Problem to solve –
In the records below, find each line with "have" and copy it.

Data for the task –

━━━━━━━━━━━━━━━━

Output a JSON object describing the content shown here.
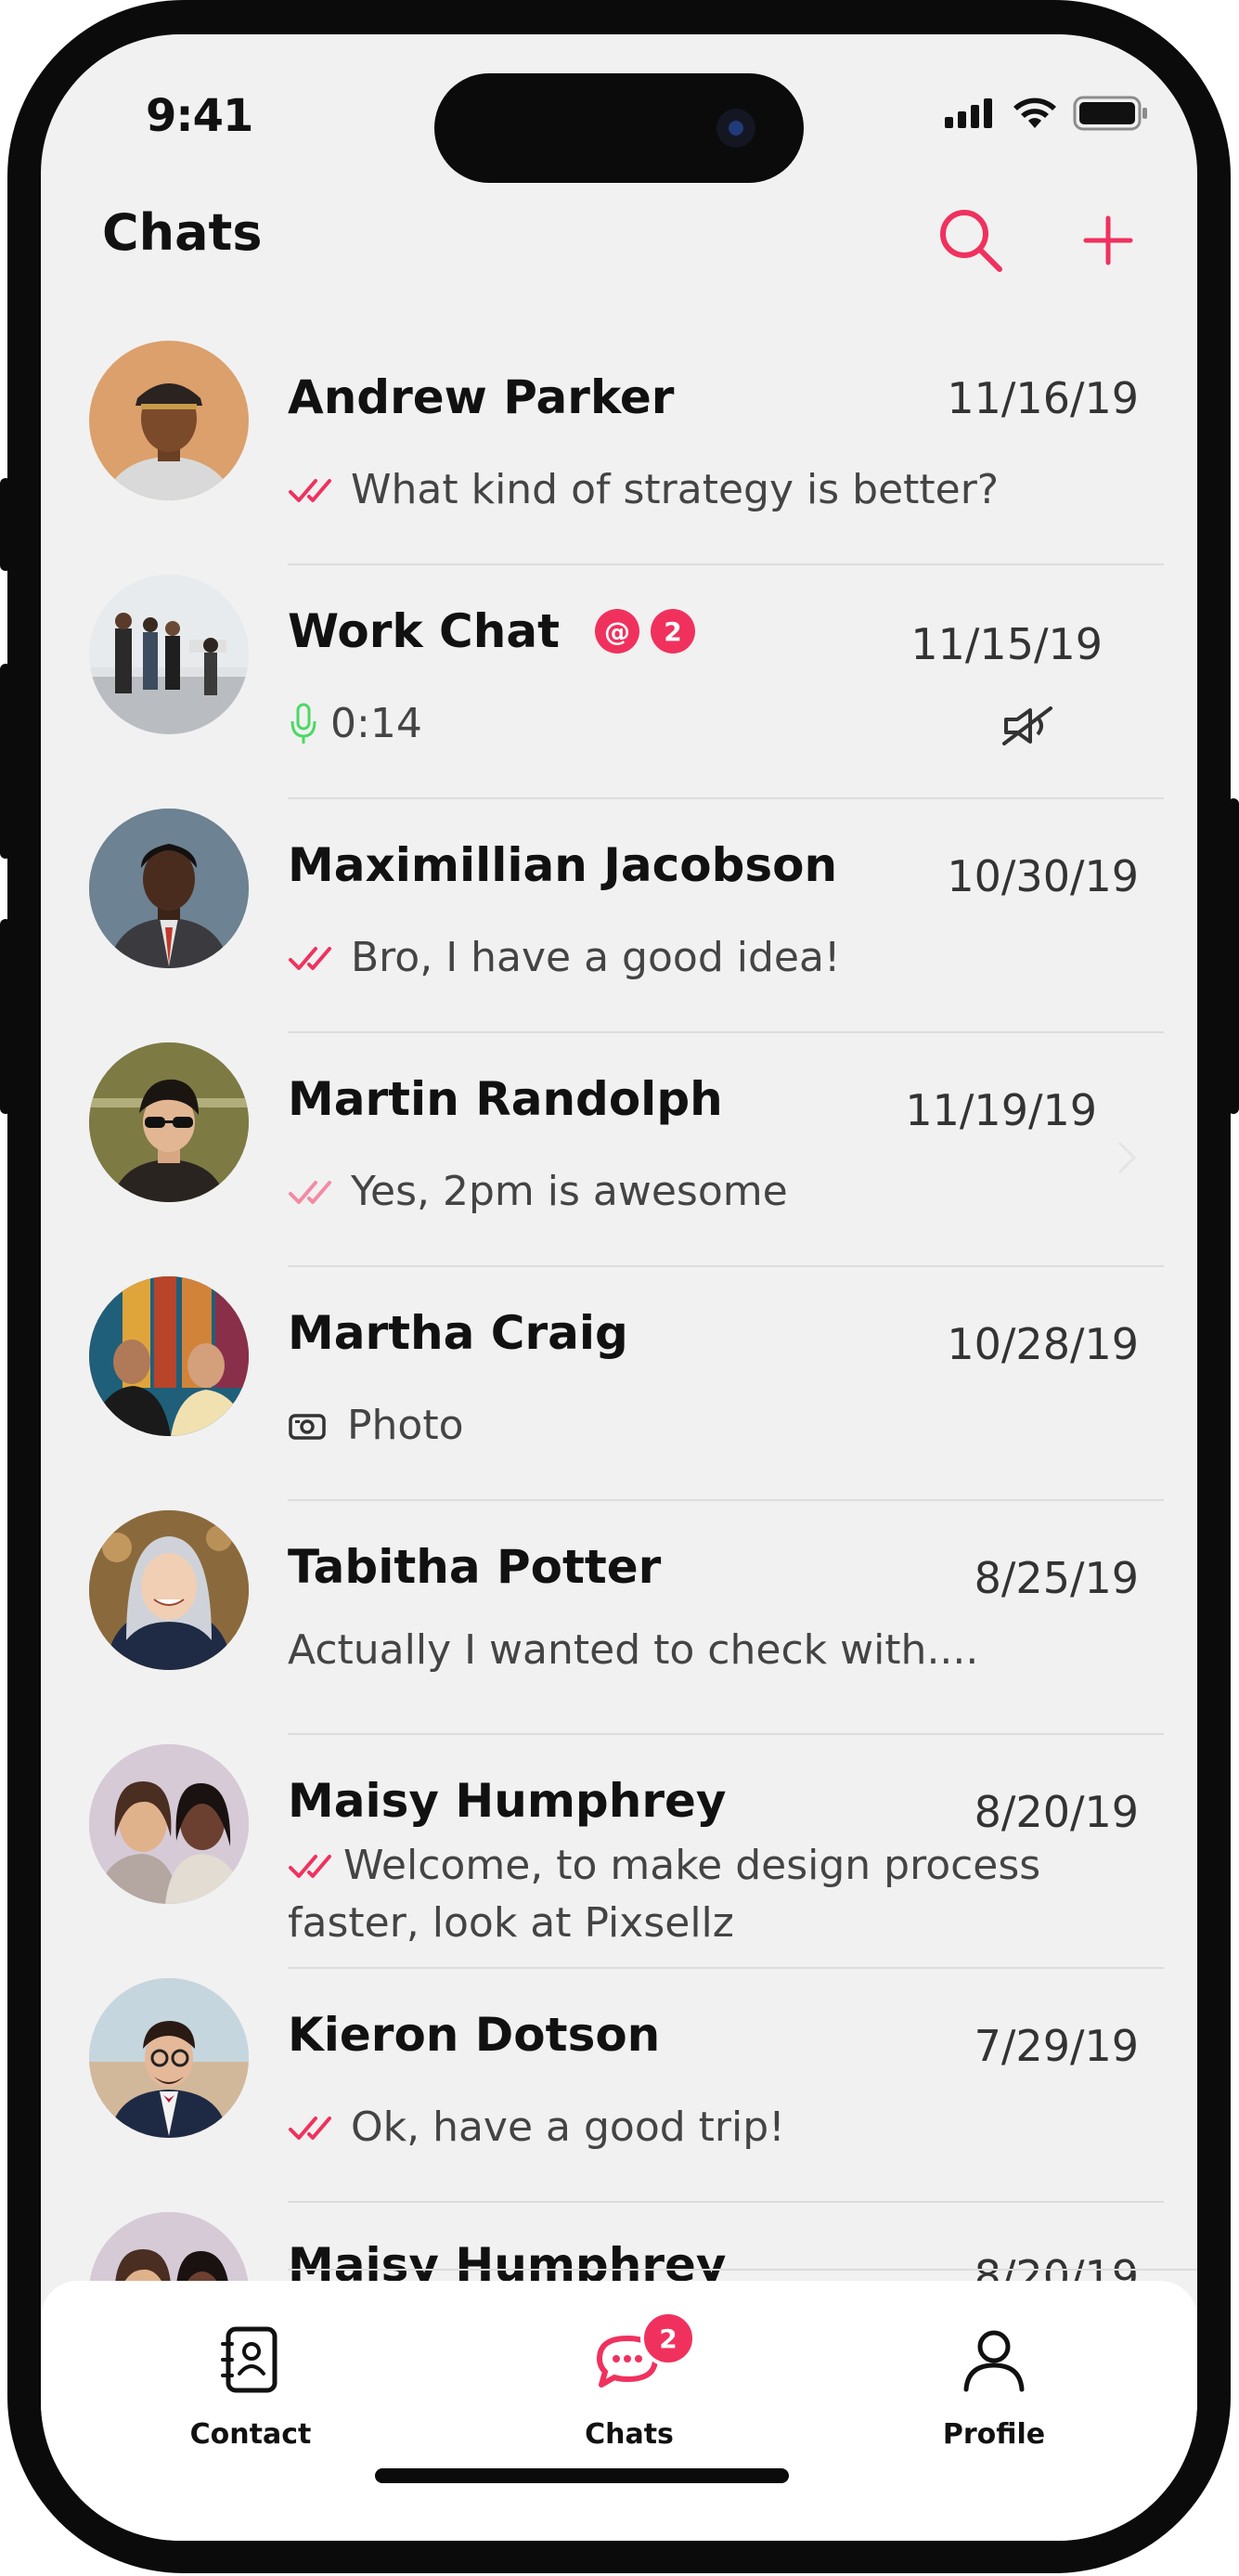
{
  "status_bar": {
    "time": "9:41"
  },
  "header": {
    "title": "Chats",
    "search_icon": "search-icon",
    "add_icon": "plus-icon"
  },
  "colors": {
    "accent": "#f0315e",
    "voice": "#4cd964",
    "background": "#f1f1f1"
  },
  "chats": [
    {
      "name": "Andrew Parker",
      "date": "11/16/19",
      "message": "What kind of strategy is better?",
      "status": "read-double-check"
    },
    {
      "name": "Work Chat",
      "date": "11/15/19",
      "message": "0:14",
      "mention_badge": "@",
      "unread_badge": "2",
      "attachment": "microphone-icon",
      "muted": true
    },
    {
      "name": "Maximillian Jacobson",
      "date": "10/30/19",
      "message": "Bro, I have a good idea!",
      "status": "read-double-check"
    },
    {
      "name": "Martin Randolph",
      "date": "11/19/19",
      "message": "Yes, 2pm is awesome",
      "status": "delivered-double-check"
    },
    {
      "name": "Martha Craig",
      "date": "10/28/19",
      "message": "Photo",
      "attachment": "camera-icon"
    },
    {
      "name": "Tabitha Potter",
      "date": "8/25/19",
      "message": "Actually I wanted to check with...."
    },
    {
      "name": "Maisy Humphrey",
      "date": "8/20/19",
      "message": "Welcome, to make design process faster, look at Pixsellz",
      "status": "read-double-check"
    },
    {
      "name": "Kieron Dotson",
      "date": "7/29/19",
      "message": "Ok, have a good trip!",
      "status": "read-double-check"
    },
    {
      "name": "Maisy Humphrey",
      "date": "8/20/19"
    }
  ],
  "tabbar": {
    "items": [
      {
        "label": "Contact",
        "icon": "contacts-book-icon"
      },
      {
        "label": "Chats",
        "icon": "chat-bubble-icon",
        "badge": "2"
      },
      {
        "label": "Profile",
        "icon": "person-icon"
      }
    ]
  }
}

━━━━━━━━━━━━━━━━

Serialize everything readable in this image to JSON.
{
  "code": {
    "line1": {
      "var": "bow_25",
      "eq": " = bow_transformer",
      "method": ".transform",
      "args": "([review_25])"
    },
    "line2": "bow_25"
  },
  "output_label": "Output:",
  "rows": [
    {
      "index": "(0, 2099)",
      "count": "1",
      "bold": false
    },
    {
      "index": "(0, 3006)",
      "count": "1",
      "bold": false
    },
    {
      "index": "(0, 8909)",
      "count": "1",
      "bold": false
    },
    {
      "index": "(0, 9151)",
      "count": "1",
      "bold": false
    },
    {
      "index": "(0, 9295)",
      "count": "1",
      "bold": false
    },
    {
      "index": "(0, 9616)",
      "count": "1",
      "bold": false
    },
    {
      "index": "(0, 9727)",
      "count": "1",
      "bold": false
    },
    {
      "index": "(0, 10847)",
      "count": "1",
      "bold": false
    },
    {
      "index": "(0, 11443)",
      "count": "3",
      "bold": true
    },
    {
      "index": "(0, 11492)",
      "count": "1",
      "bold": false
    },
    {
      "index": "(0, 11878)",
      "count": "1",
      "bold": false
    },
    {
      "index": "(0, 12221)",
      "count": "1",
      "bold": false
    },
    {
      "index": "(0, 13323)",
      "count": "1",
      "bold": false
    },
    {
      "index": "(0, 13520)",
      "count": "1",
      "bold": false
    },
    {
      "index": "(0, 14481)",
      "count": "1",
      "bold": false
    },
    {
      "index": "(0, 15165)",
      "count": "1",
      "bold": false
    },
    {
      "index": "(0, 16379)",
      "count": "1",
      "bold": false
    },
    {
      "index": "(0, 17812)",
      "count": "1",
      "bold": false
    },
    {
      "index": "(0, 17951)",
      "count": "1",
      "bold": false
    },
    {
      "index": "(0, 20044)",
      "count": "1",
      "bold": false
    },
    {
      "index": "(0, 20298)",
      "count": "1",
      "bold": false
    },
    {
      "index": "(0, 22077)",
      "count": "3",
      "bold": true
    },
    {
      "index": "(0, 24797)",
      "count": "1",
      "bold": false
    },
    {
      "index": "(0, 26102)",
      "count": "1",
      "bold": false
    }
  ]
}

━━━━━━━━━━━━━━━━

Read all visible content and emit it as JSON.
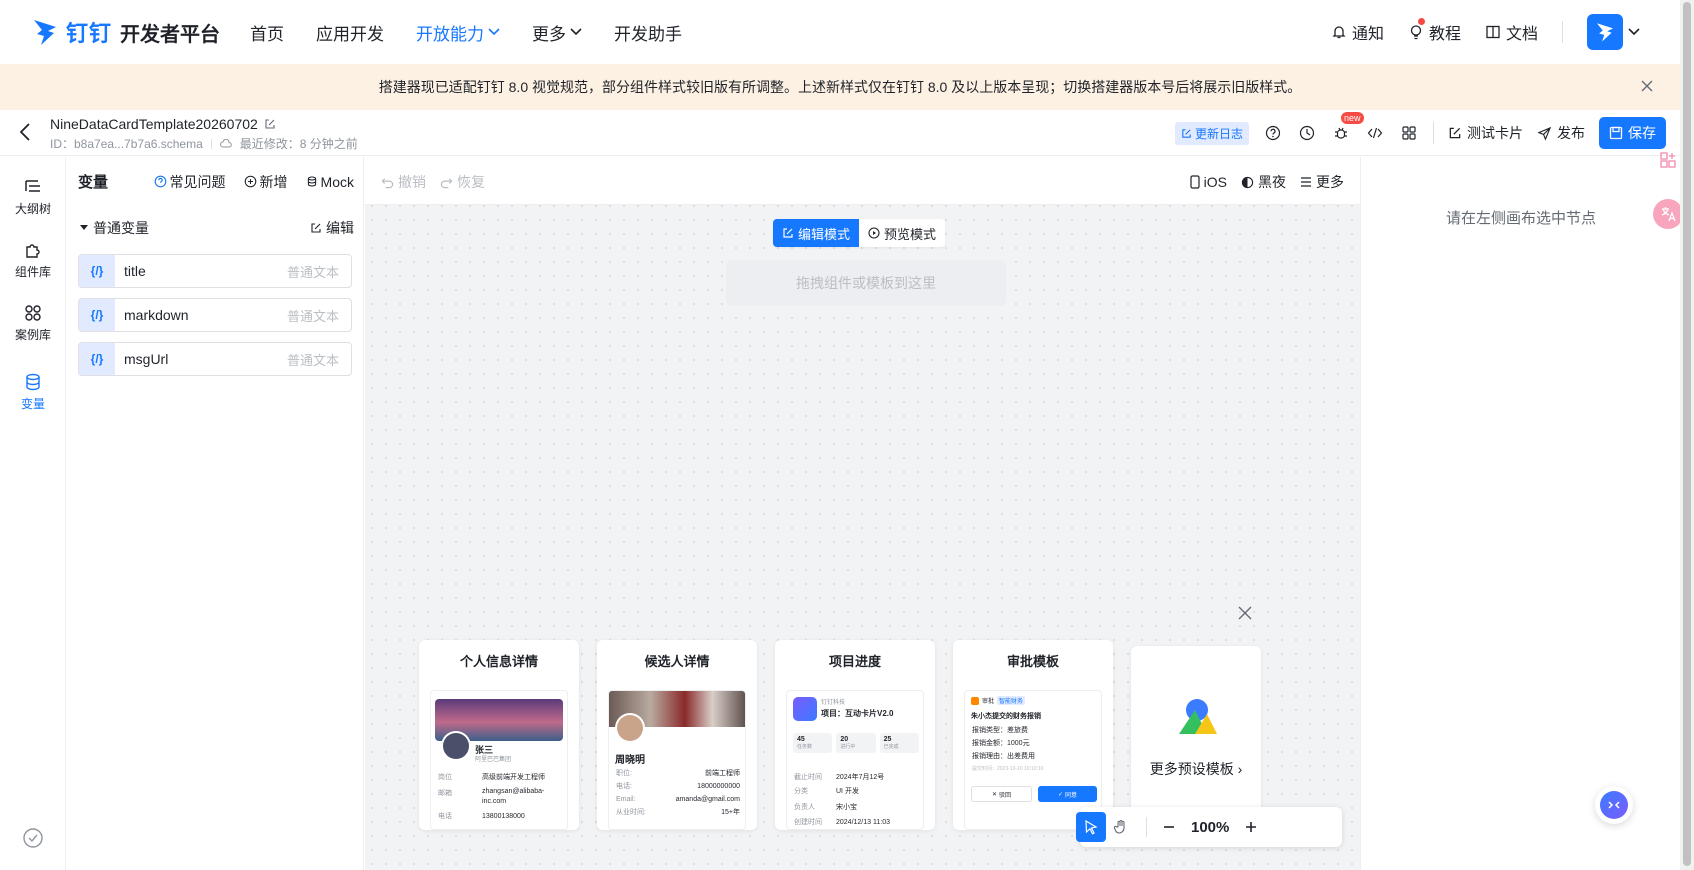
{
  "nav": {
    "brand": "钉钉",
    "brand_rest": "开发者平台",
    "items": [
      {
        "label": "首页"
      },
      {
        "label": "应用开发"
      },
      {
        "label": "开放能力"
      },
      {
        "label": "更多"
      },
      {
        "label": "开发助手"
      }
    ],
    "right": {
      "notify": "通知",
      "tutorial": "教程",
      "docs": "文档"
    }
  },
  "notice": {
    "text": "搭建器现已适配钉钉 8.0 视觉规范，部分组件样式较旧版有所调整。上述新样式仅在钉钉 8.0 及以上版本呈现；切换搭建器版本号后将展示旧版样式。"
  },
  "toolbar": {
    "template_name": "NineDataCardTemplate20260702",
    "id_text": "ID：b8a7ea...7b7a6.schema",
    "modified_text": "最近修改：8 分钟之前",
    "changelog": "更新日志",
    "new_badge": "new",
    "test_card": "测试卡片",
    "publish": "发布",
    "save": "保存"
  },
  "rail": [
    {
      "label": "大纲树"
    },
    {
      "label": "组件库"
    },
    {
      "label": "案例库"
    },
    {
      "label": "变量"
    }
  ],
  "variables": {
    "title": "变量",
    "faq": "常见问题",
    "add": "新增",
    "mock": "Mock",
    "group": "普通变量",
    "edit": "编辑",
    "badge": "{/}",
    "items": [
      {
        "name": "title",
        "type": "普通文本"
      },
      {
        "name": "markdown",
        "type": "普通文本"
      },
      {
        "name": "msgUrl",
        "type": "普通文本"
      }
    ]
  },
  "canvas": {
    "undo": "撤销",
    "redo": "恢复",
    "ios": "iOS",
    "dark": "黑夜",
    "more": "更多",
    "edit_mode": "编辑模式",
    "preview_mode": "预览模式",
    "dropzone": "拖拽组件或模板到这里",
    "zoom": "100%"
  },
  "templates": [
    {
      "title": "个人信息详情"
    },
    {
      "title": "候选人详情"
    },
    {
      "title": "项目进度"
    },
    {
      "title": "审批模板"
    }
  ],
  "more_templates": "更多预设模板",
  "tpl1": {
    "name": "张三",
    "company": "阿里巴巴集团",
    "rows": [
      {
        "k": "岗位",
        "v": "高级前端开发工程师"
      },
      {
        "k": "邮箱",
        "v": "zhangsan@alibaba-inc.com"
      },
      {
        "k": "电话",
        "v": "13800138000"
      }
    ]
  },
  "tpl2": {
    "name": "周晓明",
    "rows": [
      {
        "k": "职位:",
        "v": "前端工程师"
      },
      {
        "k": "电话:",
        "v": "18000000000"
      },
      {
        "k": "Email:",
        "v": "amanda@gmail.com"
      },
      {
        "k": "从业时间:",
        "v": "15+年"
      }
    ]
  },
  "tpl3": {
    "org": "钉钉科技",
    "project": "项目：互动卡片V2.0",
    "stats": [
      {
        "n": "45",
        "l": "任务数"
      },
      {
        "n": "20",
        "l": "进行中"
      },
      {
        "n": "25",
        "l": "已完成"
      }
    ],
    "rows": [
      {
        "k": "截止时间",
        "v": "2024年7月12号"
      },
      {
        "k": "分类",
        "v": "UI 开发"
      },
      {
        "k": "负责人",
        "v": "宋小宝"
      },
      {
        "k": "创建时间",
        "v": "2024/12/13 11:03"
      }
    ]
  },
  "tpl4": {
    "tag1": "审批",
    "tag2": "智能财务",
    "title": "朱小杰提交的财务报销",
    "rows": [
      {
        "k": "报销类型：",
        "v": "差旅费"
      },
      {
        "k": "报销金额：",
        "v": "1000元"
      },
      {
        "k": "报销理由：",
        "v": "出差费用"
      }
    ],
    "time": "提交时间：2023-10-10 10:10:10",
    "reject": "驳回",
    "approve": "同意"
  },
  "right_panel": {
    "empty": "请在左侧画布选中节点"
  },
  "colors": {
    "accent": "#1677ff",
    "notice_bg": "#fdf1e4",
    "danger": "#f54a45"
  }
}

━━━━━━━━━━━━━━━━

Answer for this exercise –
      "message": "Bro, I have a good idea!",
      "message": "Ok, have a good trip!",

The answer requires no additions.